Don't catch your death!
In the UK, the popular belief is that hypothermia just affects the old, the very young, and polar adventurers – so if you're an ageing ice-trekker, your fate is sealed. Whilst media reports adopt a similar tack, the reality is that deaths from hypothermia occur throughout the population, throughout the year. For example, during the comparatively warm and dry summers of 2008-2010, hypothermia caused 132 UK deaths over the holiday months.
Hikers and campers are identified as an 'at risk' group, with many outdoor adventurers ill-prepared for fluctuating weather conditions in the British Isles, and often making do with inappropriate clothing. Disconcertingly, a good number are also blissfully unaware of cotton's reputation as an 'outdoor killer'. So, in the interests of personal safety, let's review some of the reasons why outdoor professionals consider cotton to be a high-mortality fabric.
Fair weather friend
Cotton has a 'Jekyll and Hyde' reputation in the world of outdoor clothing. If you want to stay cool and enjoy the weather on a hot dry summers' day, a loose and lightweight cotton shirt and trousers seems like the best outfit ever invented. However, once cotton garments gets wet, a more sinister scenario can develop.
Here's the fatal flaw with cotton: it's hydrophilic. Though it is a good insulator offering supreme breathability, cotton – just like wool – absorbs vast amounts of water as its tiny air pockets quickly become saturated. This sponging effect increases the weight of some cotton clothing up to 27 times; worst of all, it traps a nasty reservoir of water right next to your skin. This is serious because cotton – unlike wool – now loses its ability to insulate, and begins instead to drain heat from your body.
Once this deadly heat-exchange begins, it is estimated wet cotton sucks your body heat away at least 25 times faster than dry clothing. From this point on, inexperienced hikers are flirting with hypothermia.
More cotton snags
As cotton becomes water-soaked, it loses its soft fluffy feel, transforming instead into a tough abrasive material. As a result, cotton-rash develops at pressure points quickly leading to blisters and packsores, for example, or – with cotton underwear – to severe chafing which is debilitating and highly unpleasant.
Whilst the fact that cotton rapidly traps the rain and mist common in British hills and upland areas is easy to observe and appreciate, what is too-easily overlooked is that cotton also collects moisture within clothing base layers.
Hiking exertion naturally causes perspiration which soaks into the cotton layer next to your skin. With modern fabrics designed for outdoor use, there is a 'wicking' effect which draws such moisture away from the skin and outwards through further layers by capillary action, leaving your skin dry. Cotton lacks this wicking ability, and thus, even when wearing a waterproof outer shell, wets you unseen from the inside out.

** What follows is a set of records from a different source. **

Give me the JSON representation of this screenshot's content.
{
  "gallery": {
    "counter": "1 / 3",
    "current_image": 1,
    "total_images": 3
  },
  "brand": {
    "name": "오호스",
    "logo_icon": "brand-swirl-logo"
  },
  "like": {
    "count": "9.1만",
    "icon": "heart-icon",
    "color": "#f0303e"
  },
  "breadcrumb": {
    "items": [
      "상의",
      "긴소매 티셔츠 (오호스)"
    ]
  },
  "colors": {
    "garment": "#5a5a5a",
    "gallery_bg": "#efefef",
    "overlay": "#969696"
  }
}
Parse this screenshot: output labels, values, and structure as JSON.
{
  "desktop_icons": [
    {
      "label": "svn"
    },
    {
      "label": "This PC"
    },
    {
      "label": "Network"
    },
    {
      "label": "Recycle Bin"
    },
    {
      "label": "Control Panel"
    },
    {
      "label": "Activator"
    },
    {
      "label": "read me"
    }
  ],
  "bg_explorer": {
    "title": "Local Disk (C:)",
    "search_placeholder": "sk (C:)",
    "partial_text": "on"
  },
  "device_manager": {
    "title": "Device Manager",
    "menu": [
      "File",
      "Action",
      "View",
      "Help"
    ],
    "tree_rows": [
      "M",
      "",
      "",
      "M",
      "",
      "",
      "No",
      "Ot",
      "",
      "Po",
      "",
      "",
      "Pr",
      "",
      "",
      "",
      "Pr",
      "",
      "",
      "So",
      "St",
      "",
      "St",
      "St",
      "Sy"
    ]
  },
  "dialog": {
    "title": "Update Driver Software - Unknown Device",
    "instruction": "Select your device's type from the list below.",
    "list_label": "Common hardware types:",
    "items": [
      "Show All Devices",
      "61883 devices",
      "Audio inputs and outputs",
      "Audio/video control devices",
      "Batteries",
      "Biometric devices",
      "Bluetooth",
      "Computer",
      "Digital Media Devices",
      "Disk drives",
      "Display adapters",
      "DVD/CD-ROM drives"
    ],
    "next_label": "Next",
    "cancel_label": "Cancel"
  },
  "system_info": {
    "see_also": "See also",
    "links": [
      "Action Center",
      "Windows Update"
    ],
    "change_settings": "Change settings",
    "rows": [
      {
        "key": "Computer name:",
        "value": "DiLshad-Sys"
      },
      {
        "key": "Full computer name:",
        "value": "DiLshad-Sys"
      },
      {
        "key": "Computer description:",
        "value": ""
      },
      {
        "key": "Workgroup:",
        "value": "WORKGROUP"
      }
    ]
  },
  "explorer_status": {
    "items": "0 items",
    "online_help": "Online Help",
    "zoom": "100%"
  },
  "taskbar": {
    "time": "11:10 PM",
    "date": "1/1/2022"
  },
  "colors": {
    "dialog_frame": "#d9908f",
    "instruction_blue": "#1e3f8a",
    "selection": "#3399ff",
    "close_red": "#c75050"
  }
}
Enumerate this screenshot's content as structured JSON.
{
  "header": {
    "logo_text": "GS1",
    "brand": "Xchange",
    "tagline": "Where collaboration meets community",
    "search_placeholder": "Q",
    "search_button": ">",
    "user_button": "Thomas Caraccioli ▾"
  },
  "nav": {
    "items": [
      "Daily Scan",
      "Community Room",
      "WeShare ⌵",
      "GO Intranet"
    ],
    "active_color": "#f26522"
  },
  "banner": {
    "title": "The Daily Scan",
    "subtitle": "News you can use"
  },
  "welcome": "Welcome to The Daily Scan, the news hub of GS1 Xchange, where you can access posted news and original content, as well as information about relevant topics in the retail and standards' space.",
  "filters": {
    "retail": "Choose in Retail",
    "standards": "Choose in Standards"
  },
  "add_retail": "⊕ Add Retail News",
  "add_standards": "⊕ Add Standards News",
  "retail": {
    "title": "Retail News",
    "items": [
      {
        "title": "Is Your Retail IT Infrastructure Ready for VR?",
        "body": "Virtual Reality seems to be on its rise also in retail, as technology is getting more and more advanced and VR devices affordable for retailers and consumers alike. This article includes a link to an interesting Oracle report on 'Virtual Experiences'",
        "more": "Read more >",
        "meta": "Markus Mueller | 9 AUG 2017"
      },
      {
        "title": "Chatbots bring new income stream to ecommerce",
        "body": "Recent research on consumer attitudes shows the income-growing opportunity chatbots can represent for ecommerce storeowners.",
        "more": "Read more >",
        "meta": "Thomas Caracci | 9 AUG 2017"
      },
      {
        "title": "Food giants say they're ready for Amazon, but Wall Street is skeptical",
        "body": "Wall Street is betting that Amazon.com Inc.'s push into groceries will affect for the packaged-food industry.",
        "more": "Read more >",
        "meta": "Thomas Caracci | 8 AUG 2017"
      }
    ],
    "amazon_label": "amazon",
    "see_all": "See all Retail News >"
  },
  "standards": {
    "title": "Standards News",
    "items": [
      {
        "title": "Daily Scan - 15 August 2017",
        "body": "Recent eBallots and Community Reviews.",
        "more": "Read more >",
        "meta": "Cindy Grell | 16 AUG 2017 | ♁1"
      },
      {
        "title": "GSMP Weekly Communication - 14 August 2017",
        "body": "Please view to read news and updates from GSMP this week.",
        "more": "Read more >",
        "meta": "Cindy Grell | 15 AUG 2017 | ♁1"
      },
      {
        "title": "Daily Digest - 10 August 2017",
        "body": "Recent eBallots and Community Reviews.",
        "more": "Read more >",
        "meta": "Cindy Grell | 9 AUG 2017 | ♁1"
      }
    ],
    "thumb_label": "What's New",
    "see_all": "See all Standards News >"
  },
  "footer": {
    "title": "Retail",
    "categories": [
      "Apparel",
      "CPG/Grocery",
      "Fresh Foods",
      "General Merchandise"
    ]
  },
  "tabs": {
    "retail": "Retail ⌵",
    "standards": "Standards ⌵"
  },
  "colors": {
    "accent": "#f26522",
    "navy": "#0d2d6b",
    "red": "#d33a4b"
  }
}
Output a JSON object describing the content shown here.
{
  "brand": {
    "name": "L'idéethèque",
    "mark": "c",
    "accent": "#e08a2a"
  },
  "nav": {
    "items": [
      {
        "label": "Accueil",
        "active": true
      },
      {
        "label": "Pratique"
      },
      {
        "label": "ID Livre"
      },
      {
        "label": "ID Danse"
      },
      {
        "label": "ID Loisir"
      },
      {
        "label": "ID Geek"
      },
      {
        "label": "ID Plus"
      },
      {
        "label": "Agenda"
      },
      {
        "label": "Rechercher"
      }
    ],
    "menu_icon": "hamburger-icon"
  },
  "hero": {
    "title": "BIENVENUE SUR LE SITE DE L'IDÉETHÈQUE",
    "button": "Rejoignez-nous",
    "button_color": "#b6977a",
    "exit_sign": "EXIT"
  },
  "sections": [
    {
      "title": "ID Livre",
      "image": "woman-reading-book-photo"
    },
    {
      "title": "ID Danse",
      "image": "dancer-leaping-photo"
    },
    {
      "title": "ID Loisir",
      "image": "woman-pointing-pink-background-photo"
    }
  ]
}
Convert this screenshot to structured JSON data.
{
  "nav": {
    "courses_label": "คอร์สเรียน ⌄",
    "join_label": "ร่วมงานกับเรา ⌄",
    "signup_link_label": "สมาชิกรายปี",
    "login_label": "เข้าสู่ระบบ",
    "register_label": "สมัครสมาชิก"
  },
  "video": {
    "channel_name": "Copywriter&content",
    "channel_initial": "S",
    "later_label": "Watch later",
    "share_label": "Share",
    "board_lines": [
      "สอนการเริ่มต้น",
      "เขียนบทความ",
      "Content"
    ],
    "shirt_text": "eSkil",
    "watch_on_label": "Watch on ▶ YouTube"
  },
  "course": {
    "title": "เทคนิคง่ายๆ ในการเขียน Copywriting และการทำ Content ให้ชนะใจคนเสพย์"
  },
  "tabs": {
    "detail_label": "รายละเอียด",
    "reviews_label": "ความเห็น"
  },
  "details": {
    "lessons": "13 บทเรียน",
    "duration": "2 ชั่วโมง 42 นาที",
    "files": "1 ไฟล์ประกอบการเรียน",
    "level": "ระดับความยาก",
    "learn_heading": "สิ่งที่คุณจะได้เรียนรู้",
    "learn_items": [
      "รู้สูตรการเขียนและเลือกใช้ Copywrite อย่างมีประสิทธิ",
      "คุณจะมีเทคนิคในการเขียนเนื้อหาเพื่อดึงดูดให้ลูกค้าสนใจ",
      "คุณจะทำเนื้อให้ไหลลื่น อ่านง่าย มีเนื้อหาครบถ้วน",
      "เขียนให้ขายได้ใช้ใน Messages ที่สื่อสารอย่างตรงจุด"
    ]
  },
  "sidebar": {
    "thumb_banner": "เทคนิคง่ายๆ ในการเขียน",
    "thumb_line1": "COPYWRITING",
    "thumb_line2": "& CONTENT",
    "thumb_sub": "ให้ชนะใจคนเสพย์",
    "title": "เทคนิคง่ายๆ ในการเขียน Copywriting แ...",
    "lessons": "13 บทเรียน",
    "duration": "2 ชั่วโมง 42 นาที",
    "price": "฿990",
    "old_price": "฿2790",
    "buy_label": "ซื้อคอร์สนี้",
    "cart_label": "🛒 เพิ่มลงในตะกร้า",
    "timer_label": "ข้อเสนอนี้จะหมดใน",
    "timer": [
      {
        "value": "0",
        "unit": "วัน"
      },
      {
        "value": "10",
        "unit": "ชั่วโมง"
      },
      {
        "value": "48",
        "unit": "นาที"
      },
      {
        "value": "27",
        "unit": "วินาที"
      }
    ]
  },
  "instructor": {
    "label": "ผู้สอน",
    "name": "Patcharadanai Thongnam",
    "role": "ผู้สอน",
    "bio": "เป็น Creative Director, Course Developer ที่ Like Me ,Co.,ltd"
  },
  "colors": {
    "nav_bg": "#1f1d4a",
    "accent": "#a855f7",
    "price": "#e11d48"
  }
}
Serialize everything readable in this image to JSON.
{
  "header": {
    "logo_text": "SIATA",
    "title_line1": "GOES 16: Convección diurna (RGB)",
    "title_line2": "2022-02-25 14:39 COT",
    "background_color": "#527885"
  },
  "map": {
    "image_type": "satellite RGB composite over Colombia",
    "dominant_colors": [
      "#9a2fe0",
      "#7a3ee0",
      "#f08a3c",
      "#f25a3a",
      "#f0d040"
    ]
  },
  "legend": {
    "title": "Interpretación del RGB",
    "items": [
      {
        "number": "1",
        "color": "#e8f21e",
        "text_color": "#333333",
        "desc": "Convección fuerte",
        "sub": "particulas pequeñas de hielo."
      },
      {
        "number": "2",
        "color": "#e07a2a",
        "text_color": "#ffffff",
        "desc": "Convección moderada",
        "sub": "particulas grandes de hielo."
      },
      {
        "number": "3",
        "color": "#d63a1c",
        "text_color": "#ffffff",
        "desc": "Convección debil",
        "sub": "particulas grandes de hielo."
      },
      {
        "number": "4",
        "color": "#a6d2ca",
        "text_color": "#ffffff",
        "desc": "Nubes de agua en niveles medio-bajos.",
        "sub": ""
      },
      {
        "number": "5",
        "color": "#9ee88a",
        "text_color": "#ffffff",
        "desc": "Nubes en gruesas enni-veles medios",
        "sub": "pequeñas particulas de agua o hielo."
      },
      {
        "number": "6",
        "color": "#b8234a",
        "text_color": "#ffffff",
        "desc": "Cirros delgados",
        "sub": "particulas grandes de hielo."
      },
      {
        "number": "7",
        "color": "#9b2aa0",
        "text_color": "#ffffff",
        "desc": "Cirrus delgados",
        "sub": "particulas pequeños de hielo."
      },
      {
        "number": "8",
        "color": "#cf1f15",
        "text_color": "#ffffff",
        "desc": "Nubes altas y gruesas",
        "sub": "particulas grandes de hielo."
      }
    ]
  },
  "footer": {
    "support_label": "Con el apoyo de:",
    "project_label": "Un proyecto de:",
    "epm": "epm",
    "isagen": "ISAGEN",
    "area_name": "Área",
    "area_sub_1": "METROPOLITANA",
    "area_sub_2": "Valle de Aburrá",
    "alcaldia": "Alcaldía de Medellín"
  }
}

Does anyone love cotton?
All outdoor groups and agencies highlight the dangers of cotton for hikers and backpackers, and most experienced outdoor trekkers believe cotton is only suitable for hiking up and down the catwalk. Exceptionally, cotton does find favour with 'desert rats', those whose speciality is tramping across the world's arid regions. Here, cotton's ability to soak up body sweat is exploited: in extreme heat, a soaking-wet shirt keeps the body cooler as this moisture slowly evaporates under the hot sun. Others, however, feel that wearing sticky, clammy wet-cotton all day is too high a price to pay for this benefit, and wear synthetics instead.
Known as the 'creeping death', hypothermia is disorientating and victims are rarely aware of its onset. Immersion hypothermia is considered the greatest danger and can occur outdoors in an instant – when a hiker slips into a stream, for example. Coping with a case of hypothermia in a remote outdoor location is a major challenge, and death can occur if untreated; so recognising early symptoms is vital.
Referring to hypothermia's early-warning signs, one writer advises companions to look out for telltale 'umbles' when a suspected victim:
- Grumbles -
Several 'umbles' occur together strongly suggest hypothermia. Shivering is also a sign, but beware concluding a lack of shivering is good news. As hypothermia gains a grip, so the victim, whose body heat and energy is draining away, becomes unable to shiver. Severe cases where the victim is ice-cold, and all vital signs seem to have disappeared, can still be saved by modern medical treatments. In such cases, fast transfer to a hospital with advanced facilities is absolutely essential.
- Reduce heat loss by investing in appropriate good-quality outdoor clothes. Modern fabrics are ultra-comfortable, waterproof and breathable, and dry quicker than natural fibre fabrics.
- Always stay dry, and carry dry clothes for emergencies if you should become wet;
- Be aware hypothermia can occur in wet and windy weather conditions, well above freezing;
- Recognise that, even in dry weather, hikers rarely stay dry for long;
- Look out for your companions to spot early warning signs.